Warren, having now tackled a major milestone in his career and developing a new life saving technique, then went on to take on a new project: overseeing the health and safety of thousands during the Manhattan Project. His new role meant being responsible for the safety aspects of the detonation of the Trinity nuclear test in Alamogordo, New Mexico on July 16, 1945. He later handled radiological safety when he led a team of surveyors to Japan, and to the Bikini Atoll in 1946, where more nuclear testing was done. Warren was in charge of assessing the radioactive contamination of the environment and atmosphere, which he was appalled by.

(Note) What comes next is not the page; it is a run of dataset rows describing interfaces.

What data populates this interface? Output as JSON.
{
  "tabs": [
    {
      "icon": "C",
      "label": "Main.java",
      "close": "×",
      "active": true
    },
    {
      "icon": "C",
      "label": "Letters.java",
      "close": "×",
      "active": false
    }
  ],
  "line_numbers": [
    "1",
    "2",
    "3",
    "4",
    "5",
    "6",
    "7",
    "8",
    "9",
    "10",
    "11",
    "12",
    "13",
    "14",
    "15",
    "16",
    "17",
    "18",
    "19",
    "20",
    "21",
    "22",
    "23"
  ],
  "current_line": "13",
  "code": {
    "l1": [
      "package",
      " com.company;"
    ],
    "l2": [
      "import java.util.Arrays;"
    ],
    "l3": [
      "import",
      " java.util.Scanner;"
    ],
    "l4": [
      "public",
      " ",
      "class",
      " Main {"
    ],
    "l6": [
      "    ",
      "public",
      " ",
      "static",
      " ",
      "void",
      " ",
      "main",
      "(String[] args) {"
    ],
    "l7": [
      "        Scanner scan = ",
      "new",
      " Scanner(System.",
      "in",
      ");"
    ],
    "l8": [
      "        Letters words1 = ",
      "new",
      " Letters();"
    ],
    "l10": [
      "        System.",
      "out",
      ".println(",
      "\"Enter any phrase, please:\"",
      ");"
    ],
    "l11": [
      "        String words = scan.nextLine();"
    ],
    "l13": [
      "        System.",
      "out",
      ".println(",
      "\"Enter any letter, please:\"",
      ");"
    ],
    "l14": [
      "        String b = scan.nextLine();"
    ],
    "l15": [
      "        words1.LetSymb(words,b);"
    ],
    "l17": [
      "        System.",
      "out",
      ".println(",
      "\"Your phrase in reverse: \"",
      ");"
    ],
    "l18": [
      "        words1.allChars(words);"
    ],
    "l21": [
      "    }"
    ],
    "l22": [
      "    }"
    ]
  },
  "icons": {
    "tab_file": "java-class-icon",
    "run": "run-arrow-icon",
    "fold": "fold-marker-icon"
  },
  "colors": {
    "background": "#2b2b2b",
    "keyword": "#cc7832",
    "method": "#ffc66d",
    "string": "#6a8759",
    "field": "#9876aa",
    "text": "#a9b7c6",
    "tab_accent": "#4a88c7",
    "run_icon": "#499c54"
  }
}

In response to this, in a piece for LIFE magazine in 1947 he wrote, “The development of atomic bombs has presented the world with a variety of formidable scientific, moral and political problems, nearly all of them still unsolved.” He went on to write an in depth analysis of the effects of the bombs, people and environment affected, the time length in which the effects of the bomb lasted, safety measures used during the Bikini expedition in which “a month passed before men could stay on some of the ships for more than an hour”, and “300 men of the safety section lived and worked in the contaminated area to protect some 42,000 other members of the Bikini expedition. Every group which entered the target area was accompanied by a safety monitor who determined how long it could stay.” The men were then bathed carefully when they returned, and if their Geiger counters indicated radioactive contamination they had to be bathed again. “Occasionally when a man had taken off his protective gloves in the ‘hot’ area, the safety section had to dissolve the outer layer of skin from their hands with acid.” Clothes and other materials found too contaminated were sunk into the ocean a mile below the surface, because there was literally “no other way to keep them permanently away from human beings.”

In the article, Warren concluded that atomic weapons can never be prepared for by anyone involved, and that “no defense would have been effective. The only defense against atomic bombs still lies outside the scope of science. It is the prevention of atomic war.”

Warren left his position in 1946, becoming the Chief of the Medical Section of the Atomic Energy Commission, which is a civilian agency that succeeded the Manhattan Project; and later he was awarded the Army Distinguished Service Medal and the Legion of Merit for his contributions to radioactive and atomic weapons safety.

In 1947, Warren was once again at the helm of a brand new medical university, this time UCLA, which had been voted on to establish a medical school for Southern California. He was appointed as the school’s first dean. In 1951 the first students, 28 in total, were enrolled, and there were 15 faculty members. By 1955, when the class graduated, there were 43 faculty members. The UCLA Medical Center officially opened in 1955, and Warren oversaw many milestones and achievements while there, including the addition of schools for Dentistry, Nursing, and Public Health.